#### [What is needed]
Where the string "butt" occurs in a line of the entries below, copy that line.

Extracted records
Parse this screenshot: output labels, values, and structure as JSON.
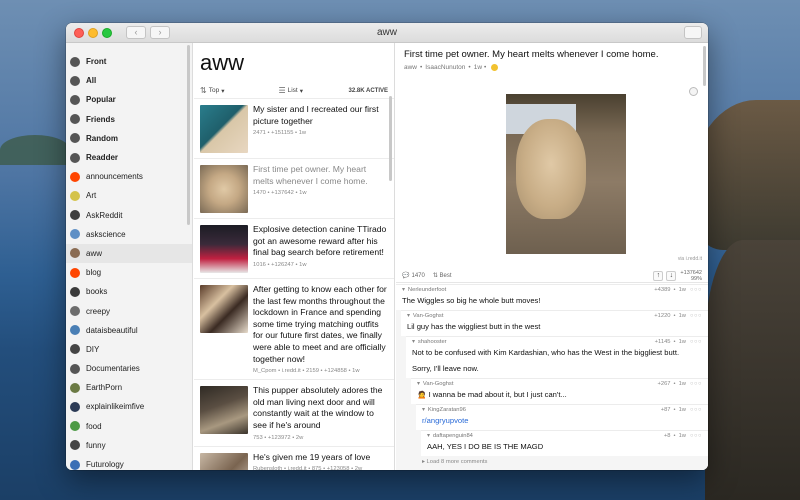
{
  "window": {
    "title": "aww"
  },
  "sidebar": {
    "items": [
      {
        "label": "Front",
        "bold": true,
        "color": "#555555"
      },
      {
        "label": "All",
        "bold": true,
        "color": "#555555"
      },
      {
        "label": "Popular",
        "bold": true,
        "color": "#555555"
      },
      {
        "label": "Friends",
        "bold": true,
        "color": "#555555"
      },
      {
        "label": "Random",
        "bold": true,
        "color": "#555555"
      },
      {
        "label": "Readder",
        "bold": true,
        "color": "#555555"
      },
      {
        "label": "announcements",
        "bold": false,
        "color": "#ff4500"
      },
      {
        "label": "Art",
        "bold": false,
        "color": "#d4c34a"
      },
      {
        "label": "AskReddit",
        "bold": false,
        "color": "#3e3e3e"
      },
      {
        "label": "askscience",
        "bold": false,
        "color": "#5e8fc5"
      },
      {
        "label": "aww",
        "bold": false,
        "color": "#8a6b52",
        "selected": true
      },
      {
        "label": "blog",
        "bold": false,
        "color": "#ff4500"
      },
      {
        "label": "books",
        "bold": false,
        "color": "#3b3b3b"
      },
      {
        "label": "creepy",
        "bold": false,
        "color": "#6d6d6d"
      },
      {
        "label": "dataisbeautiful",
        "bold": false,
        "color": "#4a7fb5"
      },
      {
        "label": "DIY",
        "bold": false,
        "color": "#444444"
      },
      {
        "label": "Documentaries",
        "bold": false,
        "color": "#555555"
      },
      {
        "label": "EarthPorn",
        "bold": false,
        "color": "#6b7a44"
      },
      {
        "label": "explainlikeimfive",
        "bold": false,
        "color": "#2b3a55"
      },
      {
        "label": "food",
        "bold": false,
        "color": "#4c9a45"
      },
      {
        "label": "funny",
        "bold": false,
        "color": "#444444"
      },
      {
        "label": "Futurology",
        "bold": false,
        "color": "#3b6fb5"
      }
    ]
  },
  "postlist": {
    "title": "aww",
    "sort_label": "Top",
    "view_label": "List",
    "active_label": "32.8K ACTIVE",
    "posts": [
      {
        "title": "My sister and I recreated our first picture together",
        "meta": "2471 • +151155 • 1w",
        "read": false,
        "thumb": "linear-gradient(135deg,#2a7d8c 0%,#1f5f6b 45%,#d9c7a8 50%,#e8d7c1 100%)"
      },
      {
        "title": "First time pet owner. My heart melts whenever I come home.",
        "meta": "1470 • +137642 • 1w",
        "read": true,
        "thumb": "radial-gradient(circle at 50% 50%,#e0c9a6 0%,#c4a884 45%,#7a6a55 100%)"
      },
      {
        "title": "Explosive detection canine TTirado got an awesome reward after his final bag search before retirement!",
        "meta": "1016 • +126247 • 1w",
        "read": false,
        "thumb": "linear-gradient(180deg,#1c1c24 0%,#3a2a3a 40%,#c02040 70%,#e8e8e8 100%)"
      },
      {
        "title": "After getting to know each other for the last few months throughout the lockdown in France and spending some time trying matching outfits for our future first dates, we finally were able to meet and are officially together now!",
        "meta": "M_Cpom • i.redd.it • 2159 • +124858 • 1w",
        "read": false,
        "thumb": "linear-gradient(135deg,#5a3c2a 0%,#d8c0a0 35%,#3a2a22 60%,#e8dccc 100%)"
      },
      {
        "title": "This pupper absolutely adores the old man living next door and will constantly wait at the window to see if he's around",
        "meta": "753 • +123972 • 2w",
        "read": false,
        "thumb": "linear-gradient(160deg,#2f2a24 0%,#5a4e42 40%,#a89880 70%,#3a332b 100%)"
      },
      {
        "title": "He's given me 19 years of love",
        "meta": "Rubensloth • i.redd.it • 875 • +123058 • 2w",
        "read": false,
        "thumb": "linear-gradient(135deg,#c7b7a4 0%,#7a6450 50%,#e3d8cc 100%)"
      }
    ]
  },
  "detail": {
    "title": "First time pet owner. My heart melts whenever I come home.",
    "subreddit": "aww",
    "author": "IsaacNunuton",
    "age": "1w",
    "source": "via i.redd.it",
    "comment_count": "1470",
    "sort_label": "Best",
    "score": "+137642",
    "score_sub": "99%",
    "comments": [
      {
        "depth": 0,
        "user": "Nerleunderfoot",
        "score": "+4389",
        "age": "1w",
        "text": "The Wiggles so big he whole butt moves!"
      },
      {
        "depth": 1,
        "user": "Van-Goghst",
        "score": "+1220",
        "age": "1w",
        "text": "Lil guy has the wiggliest butt in the west"
      },
      {
        "depth": 2,
        "user": "shahooster",
        "score": "+1145",
        "age": "1w",
        "text": "Not to be confused with Kim Kardashian, who has the West in the biggliest butt.",
        "text2": "Sorry, I'll leave now."
      },
      {
        "depth": 3,
        "user": "Van-Goghst",
        "score": "+267",
        "age": "1w",
        "text": "🙍 I wanna be mad about it, but I just can't..."
      },
      {
        "depth": 4,
        "user": "KingZaratan96",
        "score": "+87",
        "age": "1w",
        "text": "r/angryupvote",
        "link": true
      },
      {
        "depth": 5,
        "user": "daftapenguin84",
        "score": "+8",
        "age": "1w",
        "text": "AAH, YES I DO BE IS THE MAGD"
      }
    ],
    "load_more": "Load 8 more comments"
  }
}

#### [Solution for this exercise]
        "text": "The Wiggles so big he whole butt moves!"
        "text": "Lil guy has the wiggliest butt in the west"
        "text": "Not to be confused with Kim Kardashian, who has the West in the biggliest butt.",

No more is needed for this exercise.